Novel coronavirus hits conflict victims hard

Conflict victims have accused the govt and opposition parties of neglecting recommendations of the apex court and international bodies


Conflict victims have accused the government of neglecting them, adding that the COVID-19 pandemic had compounded their suffering.

“Despite the impact of the COVID-19 pandemic upon us, there is a lack of sincere effort to include our community in the list of citizens, who need special attention in relief and facilities. Most of the victims are living with the fear of COVID-19 and face severe financial crises. Immovable properties of hundreds are still under captivity, despite the government’s repeated commitments to return them.
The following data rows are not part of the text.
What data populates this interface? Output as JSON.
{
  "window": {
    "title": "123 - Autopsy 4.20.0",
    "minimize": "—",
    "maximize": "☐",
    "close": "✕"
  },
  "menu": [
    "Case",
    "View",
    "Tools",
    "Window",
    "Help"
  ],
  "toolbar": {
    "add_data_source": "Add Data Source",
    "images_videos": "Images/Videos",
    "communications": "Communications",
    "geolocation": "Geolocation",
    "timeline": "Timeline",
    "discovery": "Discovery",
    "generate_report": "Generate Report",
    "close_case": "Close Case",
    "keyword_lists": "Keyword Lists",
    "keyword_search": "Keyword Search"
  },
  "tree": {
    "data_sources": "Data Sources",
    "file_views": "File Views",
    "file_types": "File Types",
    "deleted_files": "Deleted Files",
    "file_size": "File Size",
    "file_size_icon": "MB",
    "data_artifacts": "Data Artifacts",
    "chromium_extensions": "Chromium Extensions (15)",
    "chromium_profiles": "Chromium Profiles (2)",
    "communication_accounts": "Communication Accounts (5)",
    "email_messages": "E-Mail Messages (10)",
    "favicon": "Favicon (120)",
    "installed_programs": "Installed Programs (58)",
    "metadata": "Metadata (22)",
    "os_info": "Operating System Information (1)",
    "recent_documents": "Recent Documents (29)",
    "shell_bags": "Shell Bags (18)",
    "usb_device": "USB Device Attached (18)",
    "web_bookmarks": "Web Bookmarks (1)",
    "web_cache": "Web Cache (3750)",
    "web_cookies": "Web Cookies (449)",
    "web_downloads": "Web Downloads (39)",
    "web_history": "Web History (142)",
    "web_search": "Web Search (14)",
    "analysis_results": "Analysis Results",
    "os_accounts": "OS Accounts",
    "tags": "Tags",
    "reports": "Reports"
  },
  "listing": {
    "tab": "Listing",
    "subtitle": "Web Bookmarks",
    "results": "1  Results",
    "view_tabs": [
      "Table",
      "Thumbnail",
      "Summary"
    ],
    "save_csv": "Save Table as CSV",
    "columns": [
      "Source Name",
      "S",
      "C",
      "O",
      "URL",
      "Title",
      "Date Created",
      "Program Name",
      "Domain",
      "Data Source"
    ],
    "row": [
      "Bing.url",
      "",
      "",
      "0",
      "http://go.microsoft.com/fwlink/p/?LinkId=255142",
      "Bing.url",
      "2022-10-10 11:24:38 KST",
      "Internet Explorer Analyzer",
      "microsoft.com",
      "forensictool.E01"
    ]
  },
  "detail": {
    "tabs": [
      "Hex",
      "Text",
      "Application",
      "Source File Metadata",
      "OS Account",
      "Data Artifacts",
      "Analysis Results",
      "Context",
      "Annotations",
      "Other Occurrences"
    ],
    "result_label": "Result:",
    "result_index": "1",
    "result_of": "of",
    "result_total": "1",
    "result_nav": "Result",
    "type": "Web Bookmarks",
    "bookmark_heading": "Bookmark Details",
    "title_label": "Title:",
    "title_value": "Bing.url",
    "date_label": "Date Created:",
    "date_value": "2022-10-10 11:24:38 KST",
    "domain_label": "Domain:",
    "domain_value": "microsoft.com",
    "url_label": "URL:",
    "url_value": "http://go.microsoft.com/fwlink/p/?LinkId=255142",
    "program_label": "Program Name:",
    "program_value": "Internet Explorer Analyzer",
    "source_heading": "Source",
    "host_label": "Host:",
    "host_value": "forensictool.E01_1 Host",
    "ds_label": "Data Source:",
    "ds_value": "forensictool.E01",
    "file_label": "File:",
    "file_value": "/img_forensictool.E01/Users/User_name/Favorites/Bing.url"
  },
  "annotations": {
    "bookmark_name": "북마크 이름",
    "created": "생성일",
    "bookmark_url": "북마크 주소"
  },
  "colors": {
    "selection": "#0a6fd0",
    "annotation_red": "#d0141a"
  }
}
There are legal hurdles for the families of enforced disappeared victims to even sell their property,” read a joint press release issued by 40 organisations, including Conflict Victims Common Platform, Conflict Victims National Alliance, Conflict Victim Women National Network and National Network of Disabled Conflict Victims.

“We are surprised to see the government chanting the slogan ‘Prosperous Nepal, Happy Nepali’ while continually ignoring the victims’ reasonable demands for truth, justice and reparation. The Truth and Reconciliation Commission and Commission of Investigation on Enforced Disappeared Persons have not spoken a single word about the role the state has to play towards victims during the pandemic,” read the release.
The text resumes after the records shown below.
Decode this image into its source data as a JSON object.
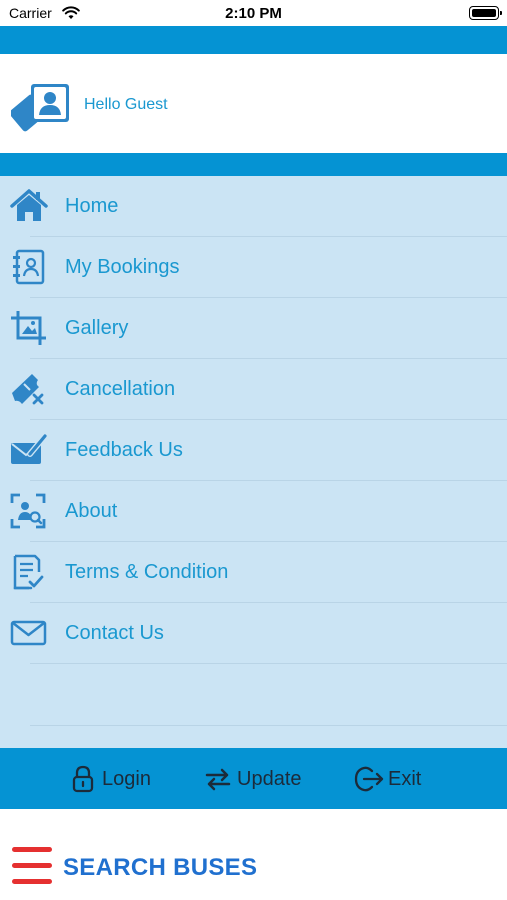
{
  "status_bar": {
    "carrier": "Carrier",
    "time": "2:10 PM"
  },
  "profile": {
    "greeting": "Hello Guest",
    "avatar_icon": "user-card-icon"
  },
  "menu": {
    "items": [
      {
        "label": "Home",
        "icon": "home-icon"
      },
      {
        "label": "My Bookings",
        "icon": "bookings-icon"
      },
      {
        "label": "Gallery",
        "icon": "gallery-icon"
      },
      {
        "label": "Cancellation",
        "icon": "cancel-ticket-icon"
      },
      {
        "label": "Feedback Us",
        "icon": "feedback-icon"
      },
      {
        "label": "About",
        "icon": "about-icon"
      },
      {
        "label": "Terms & Condition",
        "icon": "terms-icon"
      },
      {
        "label": "Contact Us",
        "icon": "mail-icon"
      }
    ]
  },
  "bottom_bar": {
    "login_label": "Login",
    "update_label": "Update",
    "exit_label": "Exit"
  },
  "search": {
    "title": "SEARCH BUSES",
    "menu_icon": "hamburger-icon"
  },
  "colors": {
    "primary": "#0593d3",
    "menu_bg": "#cbe4f4",
    "menu_text": "#1a98d0",
    "icon": "#2f86c7",
    "search_title": "#2070cf",
    "hamburger": "#e53030"
  }
}
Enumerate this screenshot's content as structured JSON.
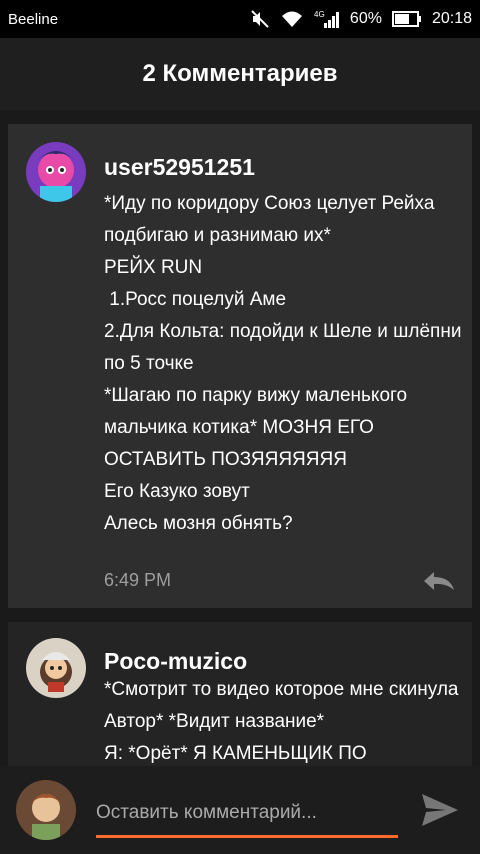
{
  "status_bar": {
    "carrier": "Beeline",
    "network": "4G",
    "battery": "60%",
    "time": "20:18",
    "icons": [
      "mute-icon",
      "wifi-icon",
      "signal-icon",
      "battery-icon"
    ]
  },
  "header": {
    "title": "2 Комментариев"
  },
  "comments": [
    {
      "username": "user52951251",
      "avatar_icon": "anime-avatar",
      "text": "*Иду по коридору Союз целует Рейха подбигаю и разнимаю их*\nРЕЙХ RUN\n 1.Росс поцелуй Аме\n2.Для Кольта: подойди к Шеле и шлёпни по 5 точке\n*Шагаю по парку вижу маленького мальчика котика* МОЗНЯ ЕГО ОСТАВИТЬ ПОЗЯЯЯЯЯЯЯ\nЕго Казуко зовут\nАлесь мозня обнять?",
      "time": "6:49 PM",
      "reply_icon": "reply-icon"
    },
    {
      "username": "Poco-muzico",
      "avatar_icon": "character-avatar",
      "text": "*Смотрит то видео которое мне скинула Автор* *Видит название*\nЯ: *Орёт* Я КАМЕНЬЩИК ПО"
    }
  ],
  "input": {
    "placeholder": "Оставить комментарий...",
    "send_icon": "send-icon"
  },
  "colors": {
    "accent": "#ff6a2c",
    "card": "#2e2e2e",
    "background": "#1a1a1a",
    "timestamp": "#9e9e9e"
  }
}
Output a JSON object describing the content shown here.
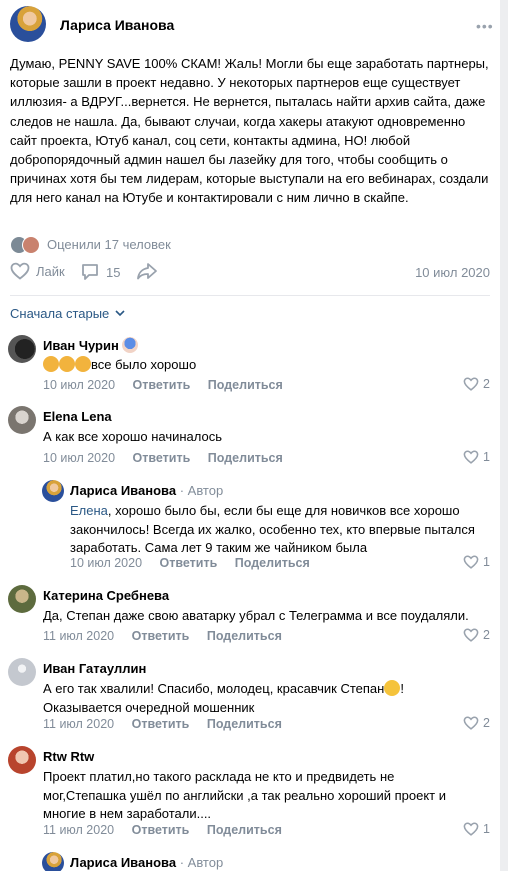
{
  "post": {
    "author": "Лариса Иванова",
    "text": "Думаю, PENNY SAVE 100% СКАМ! Жаль! Могли бы еще заработать партнеры, которые зашли в проект недавно. У некоторых партнеров еще существует иллюзия- а ВДРУГ...вернется. Не вернется, пыталась найти архив сайта, даже следов не нашла. Да, бывают случаи, когда хакеры атакуют одновременно сайт проекта, Ютуб канал, соц сети, контакты админа, НО! любой добропорядочный админ нашел бы лазейку для того, чтобы сообщить о причинах хотя бы тем лидерам, которые выступали на его вебинарах, создали для него канал на Ютубе и контактировали с ним лично в скайпе.",
    "rated": "Оценили 17 человек",
    "like_label": "Лайк",
    "comments_count": "15",
    "date": "10 июл 2020"
  },
  "sort_label": "Сначала старые",
  "reply_label": "Ответить",
  "share_label": "Поделиться",
  "comments": [
    {
      "name": "Иван Чурин",
      "text": "все было хорошо",
      "date": "10 июл 2020",
      "likes": "2"
    },
    {
      "name": "Elena Lena",
      "text": "А как все хорошо начиналось",
      "date": "10 июл 2020",
      "likes": "1"
    },
    {
      "name": "Лариса Иванова",
      "tag": "· Автор",
      "mention": "Елена",
      "text": ", хорошо было бы, если бы еще для новичков все хорошо закончилось! Всегда их жалко, особенно тех, кто впервые пытался заработать. Сама лет 9 таким же чайником была",
      "date": "10 июл 2020",
      "likes": "1"
    },
    {
      "name": "Катерина Сребнева",
      "text": "Да, Степан даже свою аватарку убрал с Телеграмма и все поудаляли.",
      "date": "11 июл 2020",
      "likes": "2"
    },
    {
      "name": "Иван Гатауллин",
      "text": "А его так хвалили! Спасибо, молодец, красавчик Степан",
      "text2": "! Оказывается очередной мошенник",
      "date": "11 июл 2020",
      "likes": "2"
    },
    {
      "name": "Rtw Rtw",
      "text": "Проект платил,но такого расклада не кто и предвидеть не мог,Степашка ушёл по английски ,а так реально хороший проект и многие в нем заработали....",
      "date": "11 июл 2020",
      "likes": "1"
    },
    {
      "name": "Лариса Иванова",
      "tag": "· Автор"
    }
  ],
  "colors": {
    "accent": "#2a5885",
    "muted": "#818c99",
    "icon": "#99a2ad"
  }
}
Even after almost five years of implementation of the new constitution and 15 years of signing of the Comprehensive Peace Accord, the conflict victims have been awaiting justice and reparation. Political and constitutional changes have no significance in the lives of conflict victims.
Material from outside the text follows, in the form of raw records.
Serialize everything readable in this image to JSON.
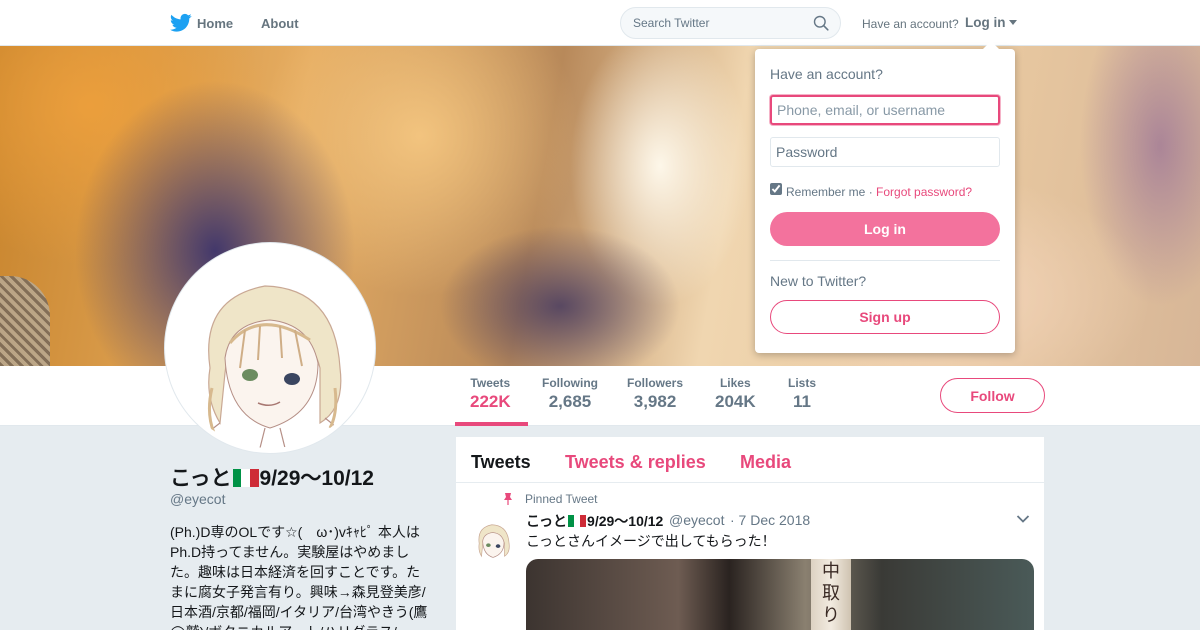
{
  "nav": {
    "home_label": "Home",
    "about_label": "About",
    "search_placeholder": "Search Twitter",
    "have_account_text": "Have an account?",
    "login_label": "Log in"
  },
  "login_popover": {
    "title": "Have an account?",
    "username_placeholder": "Phone, email, or username",
    "password_placeholder": "Password",
    "remember_label": "Remember me",
    "separator": " · ",
    "forgot_label": "Forgot password?",
    "remember_checked": true,
    "login_button": "Log in",
    "new_prompt": "New to Twitter?",
    "signup_button": "Sign up"
  },
  "profile": {
    "name_prefix": "こっと",
    "name_suffix": "9/29〜10/12",
    "handle": "@eyecot",
    "bio": "(Ph.)D専のOLです☆(　ω･)vｷｬﾋﾟ 本人はPh.D持ってません。実験屋はやめました。趣味は日本経済を回すことです。たまに腐女子発言有り。興味→森見登美彦/日本酒/京都/福岡/イタリア/台湾やきう(鷹◯鷲)/ボタニカルアート/ハリグラス/"
  },
  "stats": [
    {
      "label": "Tweets",
      "value": "222K",
      "active": true
    },
    {
      "label": "Following",
      "value": "2,685",
      "active": false
    },
    {
      "label": "Followers",
      "value": "3,982",
      "active": false
    },
    {
      "label": "Likes",
      "value": "204K",
      "active": false
    },
    {
      "label": "Lists",
      "value": "11",
      "active": false
    }
  ],
  "follow_button": "Follow",
  "timeline": {
    "tabs": [
      "Tweets",
      "Tweets & replies",
      "Media"
    ],
    "pinned_label": "Pinned Tweet",
    "tweet": {
      "name_prefix": "こっと",
      "name_suffix": "9/29〜10/12",
      "handle": "@eyecot",
      "date": "· 7 Dec 2018",
      "text": "こっとさんイメージで出してもらった！",
      "media_text": "中取り"
    }
  },
  "colors": {
    "accent": "#e8497c",
    "twitter_blue": "#1da1f2",
    "flag_green": "#009246",
    "flag_white": "#ffffff",
    "flag_red": "#ce2b37"
  },
  "icons": [
    "twitter-bird-icon",
    "search-icon",
    "caret-down-icon",
    "pin-icon",
    "chevron-down-icon",
    "italy-flag-icon"
  ]
}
The culture of impunity is flourishing now more than ever.

“We have not only been a witness to the double standards of the state, but have also been its victims,” read the release.

“A series of judgments by the Supreme Court have kept our hopes alive. However, the apex court’s orders are not being implemented, nor will they likely be, any time soon. The National Human Rights Commission has repeatedly made recommendations to the government regarding transitional justice. Our demands have been repeatedly raised before the international bodies. But we are still deprived of the right to know what happened to our relatives during the conflict,” it read.

According to the organisations, the government and opposition parties, and their leaders continue to turn a blind eye towards those recommendations without any shame. Nothing has been done to investigate past incidents, bring the perpetrators to justice, ensure non-repetition of past activities and safeguard and protect the future generation from the horror of violent conflict and war.

All these years, the victims of sexual crimes and torture, who have been discriminated by the government, have not been brought into the realm of interim relief, stated the release.

A version of this article appears in e-paper on September 2, 2020, of The Himalayan Times.